The Content Council discussed all things content-related during its annual spring meeting in New York from March 22 through 24.

Content creation, development, navigation, ownership, shareability and capacity to influence targeted audiences at a cost-efficient price were topics discussed during sessions held today at the trendy Gansevoort Park Hotel.

Chris Barth, strategist at Contagious, said his goal is to develop material that gives clients an "unfair advantage" in the marketplace.

He talked about how the dramatic decline of TV viewing among millennials has made that medium irrelevant to youth brands such as Taco Bell and Chipotle.

For instance, young viewers watched an average 168 minutes of TV in 2012 and viewed 109 minutes of mobile fare. That flipped to 177 minutes for mobile and 118 minutes of TV in 2014.

Barth said marketers need to "re-conceptualize TV as video" to attract the eyeballs of millennials.

AT&T is among marketers that "get" content, according to Barth. Ma Bell, traditionally a huge TV advertiser, broke ground and attracted younger viewers with its "Summer Break" video series.

Since AT&T understood the importance of finding audiences where they are, the series about California teens avoided TV screens.

SummerBreak formats drew robust audiences on YouTube, Twitter, Vine, Instagram and Snapchat, enabling the company to reach targeted audiences without paid media.

By letting people choose viewing platforms they are most comfortable with, AT&T generated 200M viewers during SummerBreak's first season.

Showcase Values

Companies use content to showcase values, continued Barth. High-end camera maker Leica developed the "world's most boring video" to showcase its commitment to craftsmanship, he said.

The 45-minute spot features nothing but a Leica staffer polishing a camera to emphasize the message that it spends a lot of time to make products good.

Virgin Atlantic created a horror video of passengers trapped in a crowded plane to encourage business travelers to switch to it for more comfortable and restful rides.

Print is far from dead

Barth said not every piece of content can be reduced to "snackable" bits. Uber and Airbnb maintain glossy magazines aimed at their internal audiences of drivers and homeowners.

Contagious maintains its own magazine to keep readers updated on trends and idea.

Keith Kawasaki, VP-client services at iostudio, talked about the creation of GX magazine for the Army National Guard.

GX publishes 100 pages of "real stories, not created content" every other month to communicate the National Guard experience.

The functional editorial empowers Guardsmen and supports the value of the work they do in disaster relief or on the front lines of combat according to Kawasaki.

GX puts to end the perception of the National Guard as "weekend warriors."

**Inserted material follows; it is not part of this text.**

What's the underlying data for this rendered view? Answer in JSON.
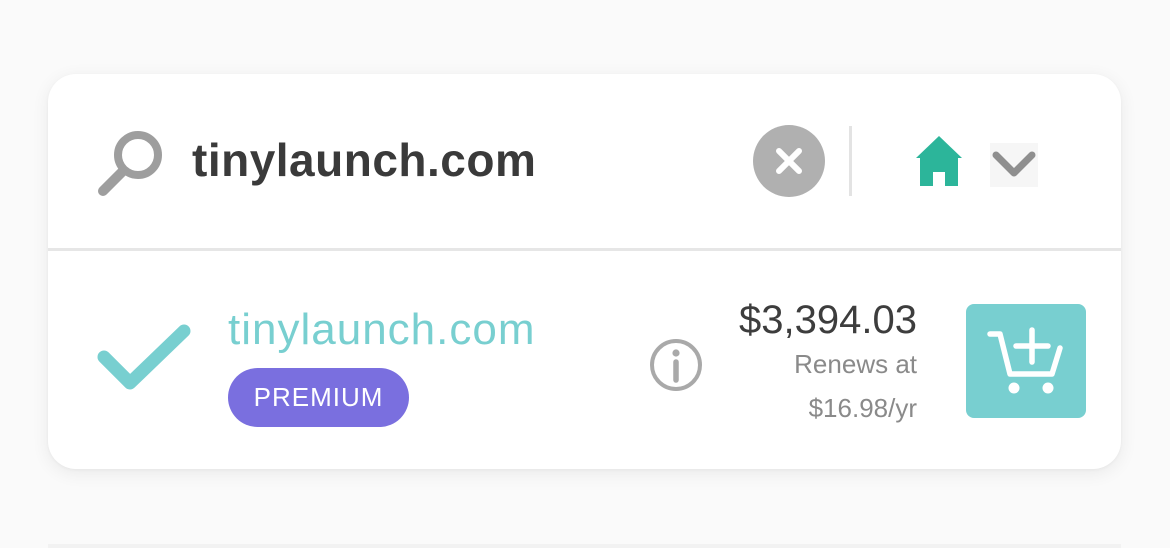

Brand Voice on Twitter

Aly Baer, brand strategy head at Twitter, discussed the growing importance of video on the micro-blogging site and its ability to provide a platform to marketers to provide voice for their brands.

VISA and HP tapped Twitter's Vine (six-second videos) capability to showcase their participation in the Sochi Olympics and launch of a bendable computer, respectively.

Vine's staff created 33 videos to promote Visa's Olympic activity, while HP strung together its five-best Vines into a 30-second commercial.

Baer noted that Twitter has been called the "world's biggest focus group." She views the site as a "bridge not island" that brings viewers and brands closer to what they care about.

Twitter's purpose is to allow users to "discover content in the moment that matters," according to Baer.